Description of the task>
The listing below needs to be copied in full, exactly.

Supplied records>
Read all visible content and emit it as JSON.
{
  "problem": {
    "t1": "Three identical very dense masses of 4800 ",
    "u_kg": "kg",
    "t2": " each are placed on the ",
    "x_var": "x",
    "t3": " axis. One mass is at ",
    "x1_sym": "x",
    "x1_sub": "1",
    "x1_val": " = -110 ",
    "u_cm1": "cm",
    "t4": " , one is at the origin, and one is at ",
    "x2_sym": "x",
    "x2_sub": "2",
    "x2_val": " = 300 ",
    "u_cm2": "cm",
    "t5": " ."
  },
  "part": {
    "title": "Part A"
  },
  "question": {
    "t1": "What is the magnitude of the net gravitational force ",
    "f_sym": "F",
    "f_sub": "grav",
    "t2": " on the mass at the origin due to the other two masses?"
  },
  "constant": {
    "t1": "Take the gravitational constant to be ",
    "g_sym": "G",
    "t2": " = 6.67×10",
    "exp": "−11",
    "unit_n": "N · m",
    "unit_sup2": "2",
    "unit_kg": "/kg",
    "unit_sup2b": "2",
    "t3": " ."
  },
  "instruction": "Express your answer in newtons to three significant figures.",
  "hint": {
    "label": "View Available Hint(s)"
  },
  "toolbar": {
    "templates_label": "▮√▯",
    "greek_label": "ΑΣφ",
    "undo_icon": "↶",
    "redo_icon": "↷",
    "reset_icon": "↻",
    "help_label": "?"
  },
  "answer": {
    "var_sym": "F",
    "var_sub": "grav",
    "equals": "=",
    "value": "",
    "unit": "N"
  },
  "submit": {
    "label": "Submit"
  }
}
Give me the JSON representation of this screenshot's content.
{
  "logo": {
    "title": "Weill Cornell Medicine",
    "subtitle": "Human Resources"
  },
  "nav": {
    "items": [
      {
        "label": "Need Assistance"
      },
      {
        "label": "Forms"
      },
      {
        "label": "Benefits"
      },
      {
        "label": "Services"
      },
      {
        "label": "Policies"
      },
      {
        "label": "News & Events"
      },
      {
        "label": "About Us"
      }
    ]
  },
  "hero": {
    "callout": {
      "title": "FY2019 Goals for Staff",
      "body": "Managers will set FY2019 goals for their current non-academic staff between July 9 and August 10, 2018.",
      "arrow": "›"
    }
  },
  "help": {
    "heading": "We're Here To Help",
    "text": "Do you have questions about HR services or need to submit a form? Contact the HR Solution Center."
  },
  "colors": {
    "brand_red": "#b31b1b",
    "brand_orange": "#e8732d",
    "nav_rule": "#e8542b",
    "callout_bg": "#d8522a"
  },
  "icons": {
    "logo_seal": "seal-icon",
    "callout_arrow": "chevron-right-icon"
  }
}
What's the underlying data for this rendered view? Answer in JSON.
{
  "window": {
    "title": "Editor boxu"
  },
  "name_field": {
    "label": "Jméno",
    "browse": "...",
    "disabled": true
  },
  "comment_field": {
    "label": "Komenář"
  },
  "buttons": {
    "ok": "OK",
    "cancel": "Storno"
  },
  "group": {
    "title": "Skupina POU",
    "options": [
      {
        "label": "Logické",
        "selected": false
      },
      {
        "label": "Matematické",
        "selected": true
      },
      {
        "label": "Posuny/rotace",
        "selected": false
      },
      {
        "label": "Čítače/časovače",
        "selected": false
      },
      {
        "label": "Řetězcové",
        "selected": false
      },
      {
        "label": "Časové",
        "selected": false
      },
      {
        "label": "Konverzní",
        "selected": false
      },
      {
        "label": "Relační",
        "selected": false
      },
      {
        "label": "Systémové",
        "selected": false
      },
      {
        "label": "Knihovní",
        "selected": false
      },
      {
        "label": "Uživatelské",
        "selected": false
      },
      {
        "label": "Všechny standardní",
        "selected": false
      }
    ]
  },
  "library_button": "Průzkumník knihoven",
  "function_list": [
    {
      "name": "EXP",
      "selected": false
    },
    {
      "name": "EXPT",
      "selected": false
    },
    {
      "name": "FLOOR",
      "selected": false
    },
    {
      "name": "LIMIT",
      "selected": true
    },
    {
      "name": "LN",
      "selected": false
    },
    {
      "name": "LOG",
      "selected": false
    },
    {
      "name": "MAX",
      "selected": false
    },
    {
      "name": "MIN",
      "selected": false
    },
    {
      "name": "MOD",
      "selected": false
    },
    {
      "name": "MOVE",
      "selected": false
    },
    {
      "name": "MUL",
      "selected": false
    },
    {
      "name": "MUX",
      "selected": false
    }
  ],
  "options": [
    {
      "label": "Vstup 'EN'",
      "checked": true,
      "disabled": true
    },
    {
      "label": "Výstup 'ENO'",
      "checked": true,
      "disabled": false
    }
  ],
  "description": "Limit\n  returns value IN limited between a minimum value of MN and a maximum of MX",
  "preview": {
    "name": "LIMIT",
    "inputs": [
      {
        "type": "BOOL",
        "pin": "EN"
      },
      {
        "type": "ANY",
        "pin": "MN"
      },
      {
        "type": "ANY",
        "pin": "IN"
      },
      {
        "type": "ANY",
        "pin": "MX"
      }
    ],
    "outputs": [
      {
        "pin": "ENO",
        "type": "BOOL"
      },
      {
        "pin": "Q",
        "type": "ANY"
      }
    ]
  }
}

Solution>
Read all visible content and emit it as JSON.
{
  "problem": {
    "t1": "Three identical very dense masses of 4800 ",
    "u_kg": "kg",
    "t2": " each are placed on the ",
    "x_var": "x",
    "t3": " axis. One mass is at ",
    "x1_sym": "x",
    "x1_sub": "1",
    "x1_val": " = -110 ",
    "u_cm1": "cm",
    "t4": " , one is at the origin, and one is at ",
    "x2_sym": "x",
    "x2_sub": "2",
    "x2_val": " = 300 ",
    "u_cm2": "cm",
    "t5": " ."
  },
  "part": {
    "title": "Part A"
  },
  "question": {
    "t1": "What is the magnitude of the net gravitational force ",
    "f_sym": "F",
    "f_sub": "grav",
    "t2": " on the mass at the origin due to the other two masses?"
  },
  "constant": {
    "t1": "Take the gravitational constant to be ",
    "g_sym": "G",
    "t2": " = 6.67×10",
    "exp": "−11",
    "unit_n": "N · m",
    "unit_sup2": "2",
    "unit_kg": "/kg",
    "unit_sup2b": "2",
    "t3": " ."
  },
  "instruction": "Express your answer in newtons to three significant figures.",
  "hint": {
    "label": "View Available Hint(s)"
  },
  "toolbar": {
    "templates_label": "▮√▯",
    "greek_label": "ΑΣφ",
    "undo_icon": "↶",
    "redo_icon": "↷",
    "reset_icon": "↻",
    "help_label": "?"
  },
  "answer": {
    "var_sym": "F",
    "var_sub": "grav",
    "equals": "=",
    "value": "",
    "unit": "N"
  },
  "submit": {
    "label": "Submit"
  }
}
Give me the JSON representation of this screenshot's content.
{
  "logo": {
    "title": "Weill Cornell Medicine",
    "subtitle": "Human Resources"
  },
  "nav": {
    "items": [
      {
        "label": "Need Assistance"
      },
      {
        "label": "Forms"
      },
      {
        "label": "Benefits"
      },
      {
        "label": "Services"
      },
      {
        "label": "Policies"
      },
      {
        "label": "News & Events"
      },
      {
        "label": "About Us"
      }
    ]
  },
  "hero": {
    "callout": {
      "title": "FY2019 Goals for Staff",
      "body": "Managers will set FY2019 goals for their current non-academic staff between July 9 and August 10, 2018.",
      "arrow": "›"
    }
  },
  "help": {
    "heading": "We're Here To Help",
    "text": "Do you have questions about HR services or need to submit a form? Contact the HR Solution Center."
  },
  "colors": {
    "brand_red": "#b31b1b",
    "brand_orange": "#e8732d",
    "nav_rule": "#e8542b",
    "callout_bg": "#d8522a"
  },
  "icons": {
    "logo_seal": "seal-icon",
    "callout_arrow": "chevron-right-icon"
  }
}
What's the underlying data for this rendered view? Answer in JSON.
{
  "window": {
    "title": "Editor boxu"
  },
  "name_field": {
    "label": "Jméno",
    "browse": "...",
    "disabled": true
  },
  "comment_field": {
    "label": "Komenář"
  },
  "buttons": {
    "ok": "OK",
    "cancel": "Storno"
  },
  "group": {
    "title": "Skupina POU",
    "options": [
      {
        "label": "Logické",
        "selected": false
      },
      {
        "label": "Matematické",
        "selected": true
      },
      {
        "label": "Posuny/rotace",
        "selected": false
      },
      {
        "label": "Čítače/časovače",
        "selected": false
      },
      {
        "label": "Řetězcové",
        "selected": false
      },
      {
        "label": "Časové",
        "selected": false
      },
      {
        "label": "Konverzní",
        "selected": false
      },
      {
        "label": "Relační",
        "selected": false
      },
      {
        "label": "Systémové",
        "selected": false
      },
      {
        "label": "Knihovní",
        "selected": false
      },
      {
        "label": "Uživatelské",
        "selected": false
      },
      {
        "label": "Všechny standardní",
        "selected": false
      }
    ]
  },
  "library_button": "Průzkumník knihoven",
  "function_list": [
    {
      "name": "EXP",
      "selected": false
    },
    {
      "name": "EXPT",
      "selected": false
    },
    {
      "name": "FLOOR",
      "selected": false
    },
    {
      "name": "LIMIT",
      "selected": true
    },
    {
      "name": "LN",
      "selected": false
    },
    {
      "name": "LOG",
      "selected": false
    },
    {
      "name": "MAX",
      "selected": false
    },
    {
      "name": "MIN",
      "selected": false
    },
    {
      "name": "MOD",
      "selected": false
    },
    {
      "name": "MOVE",
      "selected": false
    },
    {
      "name": "MUL",
      "selected": false
    },
    {
      "name": "MUX",
      "selected": false
    }
  ],
  "options": [
    {
      "label": "Vstup 'EN'",
      "checked": true,
      "disabled": true
    },
    {
      "label": "Výstup 'ENO'",
      "checked": true,
      "disabled": false
    }
  ],
  "description": "Limit\n  returns value IN limited between a minimum value of MN and a maximum of MX",
  "preview": {
    "name": "LIMIT",
    "inputs": [
      {
        "type": "BOOL",
        "pin": "EN"
      },
      {
        "type": "ANY",
        "pin": "MN"
      },
      {
        "type": "ANY",
        "pin": "IN"
      },
      {
        "type": "ANY",
        "pin": "MX"
      }
    ],
    "outputs": [
      {
        "pin": "ENO",
        "type": "BOOL"
      },
      {
        "pin": "Q",
        "type": "ANY"
      }
    ]
  }
}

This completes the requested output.